◆ **PROBLEM**
Across the records that follow, determine how many lines contain "JSON" and give only the resulting number.

-- SOURCE MATERIAL follows --

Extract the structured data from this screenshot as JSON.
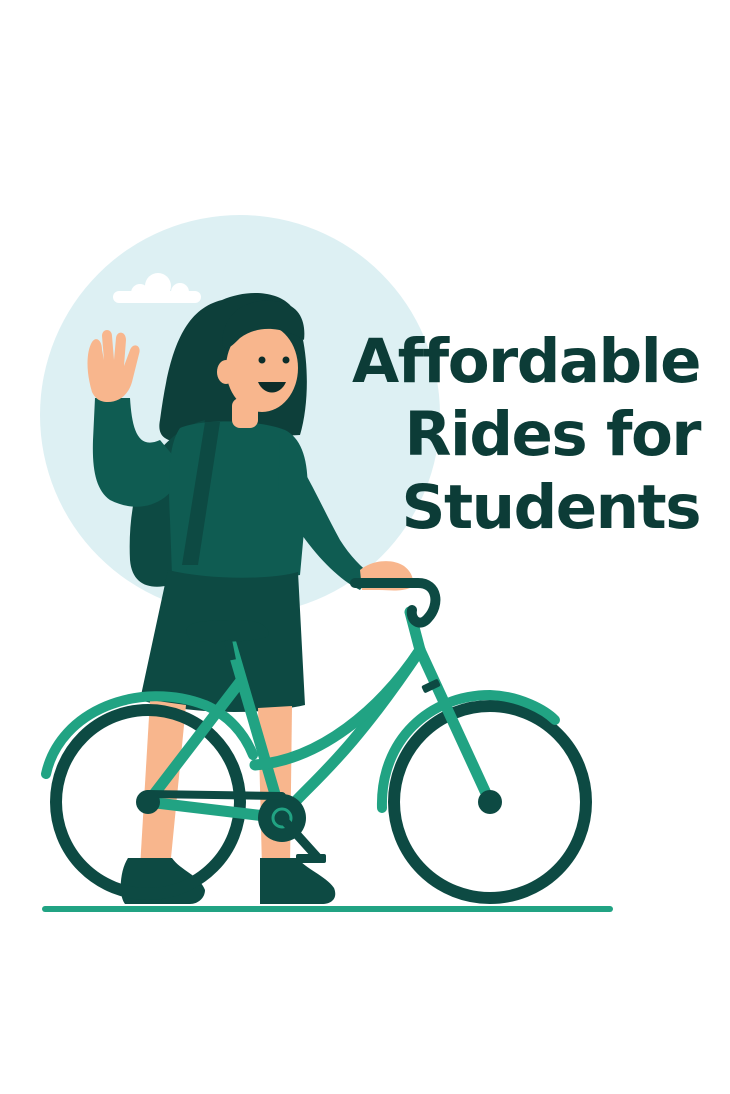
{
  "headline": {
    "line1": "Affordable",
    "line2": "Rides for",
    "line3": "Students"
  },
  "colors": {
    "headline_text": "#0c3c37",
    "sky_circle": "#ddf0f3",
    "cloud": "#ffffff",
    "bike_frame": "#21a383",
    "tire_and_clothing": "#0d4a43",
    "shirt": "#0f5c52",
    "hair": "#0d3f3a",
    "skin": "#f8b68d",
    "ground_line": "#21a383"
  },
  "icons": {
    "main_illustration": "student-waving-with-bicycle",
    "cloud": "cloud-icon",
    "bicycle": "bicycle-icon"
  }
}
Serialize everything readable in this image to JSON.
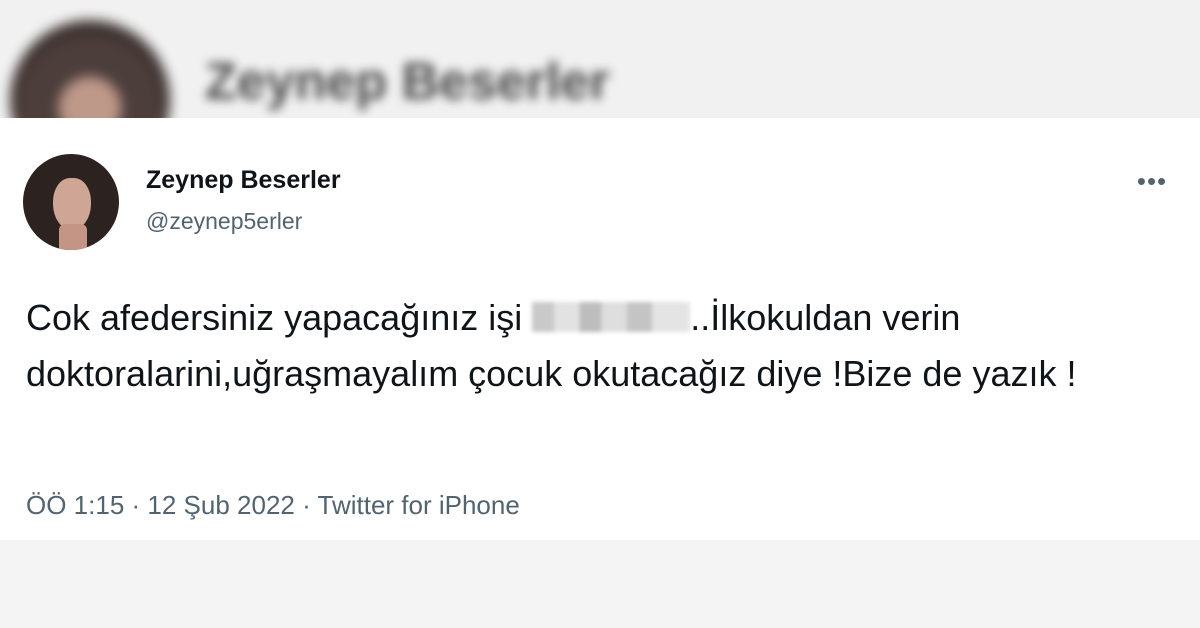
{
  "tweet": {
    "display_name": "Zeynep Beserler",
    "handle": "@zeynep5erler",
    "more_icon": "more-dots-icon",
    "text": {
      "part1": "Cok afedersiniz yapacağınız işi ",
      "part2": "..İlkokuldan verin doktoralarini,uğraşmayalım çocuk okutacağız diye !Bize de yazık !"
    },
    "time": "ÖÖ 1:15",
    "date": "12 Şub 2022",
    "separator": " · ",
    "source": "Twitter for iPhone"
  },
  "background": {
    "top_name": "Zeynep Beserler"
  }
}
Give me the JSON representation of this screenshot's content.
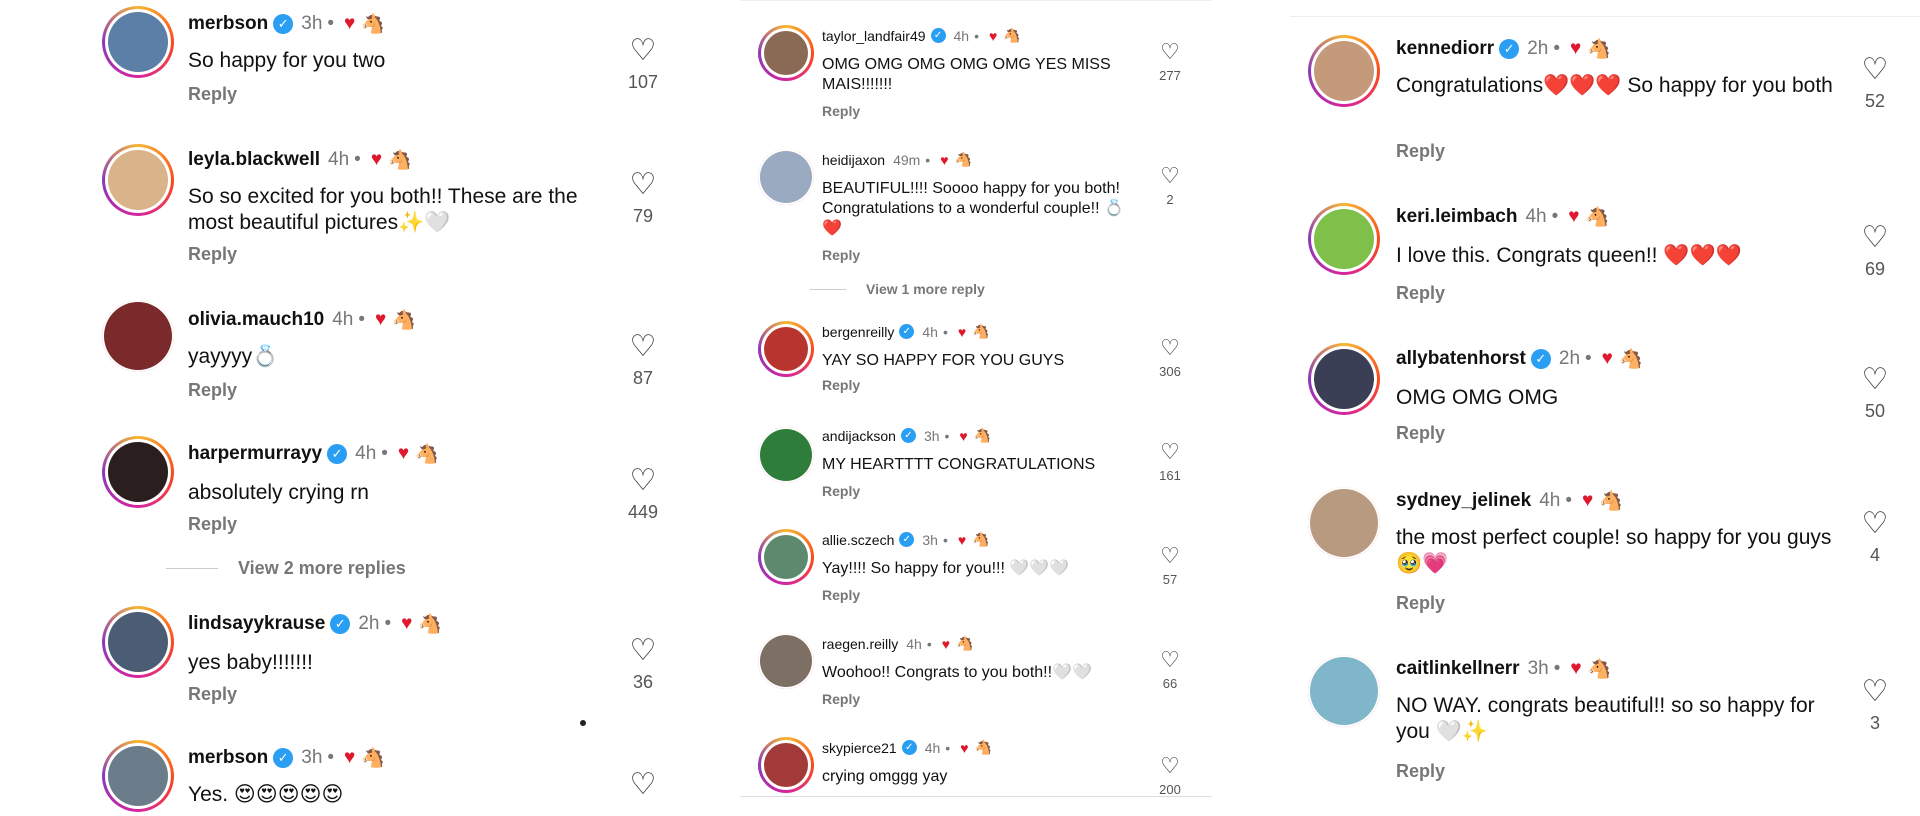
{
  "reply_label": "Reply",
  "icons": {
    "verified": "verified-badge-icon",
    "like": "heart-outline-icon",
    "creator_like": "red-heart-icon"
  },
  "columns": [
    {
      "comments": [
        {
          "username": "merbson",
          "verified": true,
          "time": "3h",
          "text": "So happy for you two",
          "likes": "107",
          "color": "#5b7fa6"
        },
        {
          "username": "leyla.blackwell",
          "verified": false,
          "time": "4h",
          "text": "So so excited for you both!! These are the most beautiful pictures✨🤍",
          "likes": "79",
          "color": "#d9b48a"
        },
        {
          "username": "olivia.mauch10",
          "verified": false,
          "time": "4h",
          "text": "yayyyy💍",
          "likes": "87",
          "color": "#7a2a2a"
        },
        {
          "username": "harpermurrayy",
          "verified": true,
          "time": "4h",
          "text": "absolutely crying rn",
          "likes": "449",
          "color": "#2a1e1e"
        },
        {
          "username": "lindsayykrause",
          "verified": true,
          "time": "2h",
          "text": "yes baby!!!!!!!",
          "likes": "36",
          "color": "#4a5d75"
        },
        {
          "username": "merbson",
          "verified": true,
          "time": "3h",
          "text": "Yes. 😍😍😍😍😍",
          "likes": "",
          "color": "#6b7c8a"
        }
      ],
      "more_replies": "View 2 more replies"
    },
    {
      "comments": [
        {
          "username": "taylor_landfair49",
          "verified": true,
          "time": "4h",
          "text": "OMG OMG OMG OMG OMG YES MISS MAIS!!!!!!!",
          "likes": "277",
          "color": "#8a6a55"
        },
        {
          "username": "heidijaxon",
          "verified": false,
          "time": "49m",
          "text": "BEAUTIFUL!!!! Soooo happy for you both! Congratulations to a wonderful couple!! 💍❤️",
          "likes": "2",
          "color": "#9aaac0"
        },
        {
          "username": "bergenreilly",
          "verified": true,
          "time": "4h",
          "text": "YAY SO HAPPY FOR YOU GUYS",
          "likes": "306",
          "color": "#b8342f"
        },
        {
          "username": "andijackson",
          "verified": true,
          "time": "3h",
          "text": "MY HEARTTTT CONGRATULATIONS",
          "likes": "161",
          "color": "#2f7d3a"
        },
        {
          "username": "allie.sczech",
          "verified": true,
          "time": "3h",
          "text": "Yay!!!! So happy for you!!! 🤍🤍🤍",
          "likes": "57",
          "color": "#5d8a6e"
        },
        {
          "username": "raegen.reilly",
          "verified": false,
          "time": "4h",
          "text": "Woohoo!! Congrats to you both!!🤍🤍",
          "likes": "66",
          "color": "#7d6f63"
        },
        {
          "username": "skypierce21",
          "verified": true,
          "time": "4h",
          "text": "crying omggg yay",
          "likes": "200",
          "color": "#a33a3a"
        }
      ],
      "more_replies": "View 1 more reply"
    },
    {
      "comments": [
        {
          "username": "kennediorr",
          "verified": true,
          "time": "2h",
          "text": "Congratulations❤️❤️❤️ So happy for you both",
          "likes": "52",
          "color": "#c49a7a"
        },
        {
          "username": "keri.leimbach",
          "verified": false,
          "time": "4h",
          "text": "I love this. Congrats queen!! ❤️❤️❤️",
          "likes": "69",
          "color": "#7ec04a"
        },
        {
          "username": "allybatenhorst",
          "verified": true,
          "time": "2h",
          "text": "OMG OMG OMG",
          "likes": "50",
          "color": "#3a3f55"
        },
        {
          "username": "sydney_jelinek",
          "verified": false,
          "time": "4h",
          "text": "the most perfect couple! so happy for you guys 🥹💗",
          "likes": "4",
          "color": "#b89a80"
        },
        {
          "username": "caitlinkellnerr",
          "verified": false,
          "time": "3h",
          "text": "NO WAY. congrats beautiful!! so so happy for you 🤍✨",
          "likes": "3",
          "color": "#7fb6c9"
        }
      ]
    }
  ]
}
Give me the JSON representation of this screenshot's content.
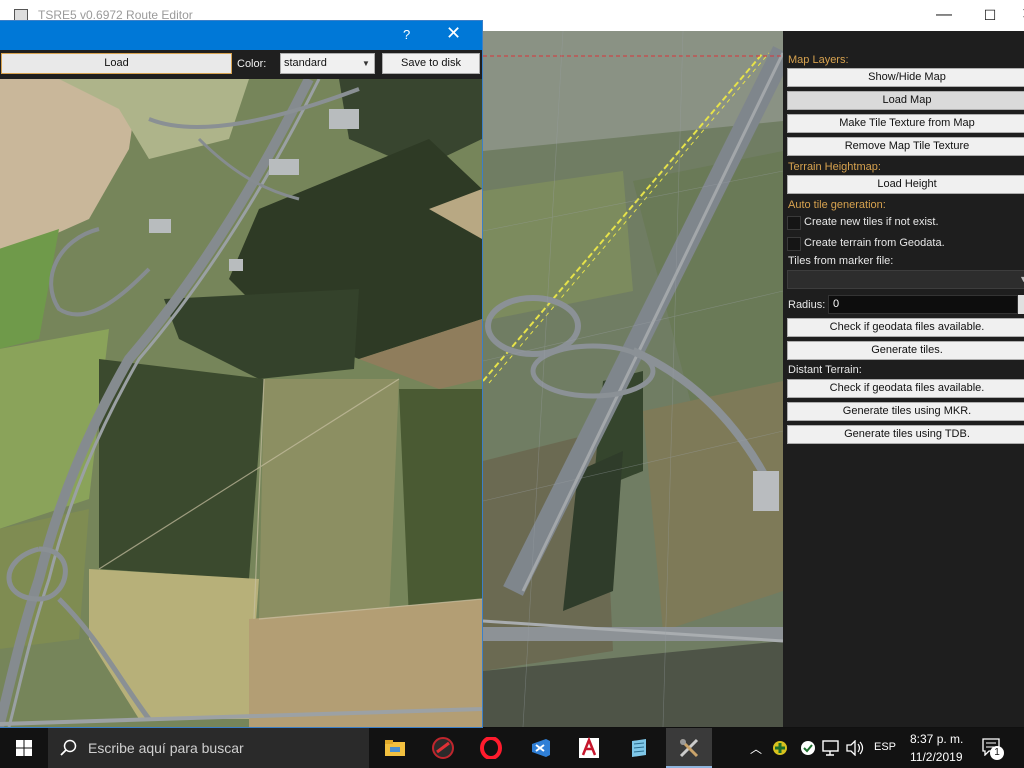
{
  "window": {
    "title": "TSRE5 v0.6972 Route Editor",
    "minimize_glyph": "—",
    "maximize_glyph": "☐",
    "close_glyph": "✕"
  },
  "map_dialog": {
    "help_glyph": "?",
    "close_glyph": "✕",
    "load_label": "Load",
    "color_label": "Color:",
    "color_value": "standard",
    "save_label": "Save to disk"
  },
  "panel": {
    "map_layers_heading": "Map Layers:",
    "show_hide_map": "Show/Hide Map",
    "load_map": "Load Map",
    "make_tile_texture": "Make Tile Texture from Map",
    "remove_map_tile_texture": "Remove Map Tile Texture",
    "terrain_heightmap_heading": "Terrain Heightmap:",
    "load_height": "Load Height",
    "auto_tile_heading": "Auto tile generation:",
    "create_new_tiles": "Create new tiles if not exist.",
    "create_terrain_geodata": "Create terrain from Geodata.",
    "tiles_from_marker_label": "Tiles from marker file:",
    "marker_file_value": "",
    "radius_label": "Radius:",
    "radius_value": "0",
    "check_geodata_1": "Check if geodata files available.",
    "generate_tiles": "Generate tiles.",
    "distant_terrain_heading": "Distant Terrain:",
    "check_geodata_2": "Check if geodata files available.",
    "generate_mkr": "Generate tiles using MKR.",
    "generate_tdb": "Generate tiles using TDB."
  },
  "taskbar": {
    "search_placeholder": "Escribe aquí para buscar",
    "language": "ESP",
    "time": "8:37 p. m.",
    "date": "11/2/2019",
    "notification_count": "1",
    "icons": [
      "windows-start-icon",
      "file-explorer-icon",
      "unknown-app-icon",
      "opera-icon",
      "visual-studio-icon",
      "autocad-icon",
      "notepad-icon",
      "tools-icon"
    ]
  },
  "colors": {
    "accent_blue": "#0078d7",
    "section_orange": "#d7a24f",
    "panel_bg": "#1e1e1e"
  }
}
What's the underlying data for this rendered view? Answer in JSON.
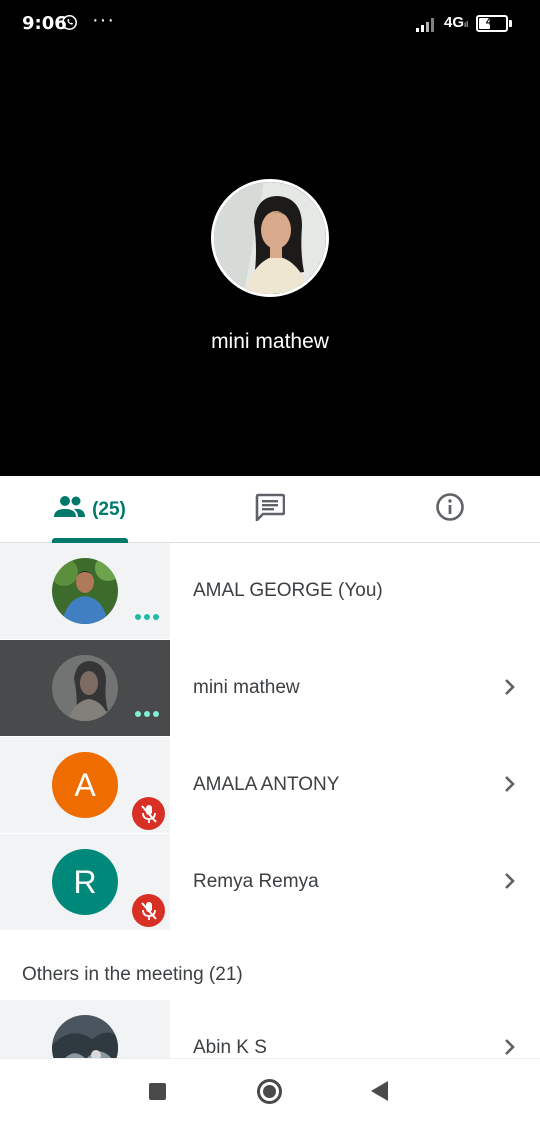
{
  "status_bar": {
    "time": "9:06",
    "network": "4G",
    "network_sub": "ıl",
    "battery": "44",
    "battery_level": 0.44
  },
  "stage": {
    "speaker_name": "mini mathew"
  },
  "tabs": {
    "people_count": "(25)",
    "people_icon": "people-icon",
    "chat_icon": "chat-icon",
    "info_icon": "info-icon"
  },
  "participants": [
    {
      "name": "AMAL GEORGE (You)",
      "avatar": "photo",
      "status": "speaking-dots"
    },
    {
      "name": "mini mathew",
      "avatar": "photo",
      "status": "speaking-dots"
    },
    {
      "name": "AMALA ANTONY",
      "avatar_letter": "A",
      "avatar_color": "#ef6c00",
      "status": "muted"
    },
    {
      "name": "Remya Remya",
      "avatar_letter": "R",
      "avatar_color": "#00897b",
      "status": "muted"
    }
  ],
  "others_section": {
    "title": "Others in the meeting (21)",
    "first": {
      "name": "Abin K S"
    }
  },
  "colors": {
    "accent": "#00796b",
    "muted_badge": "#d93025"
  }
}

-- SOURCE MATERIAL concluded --

◆ **EXERCISE OUTPUT**
5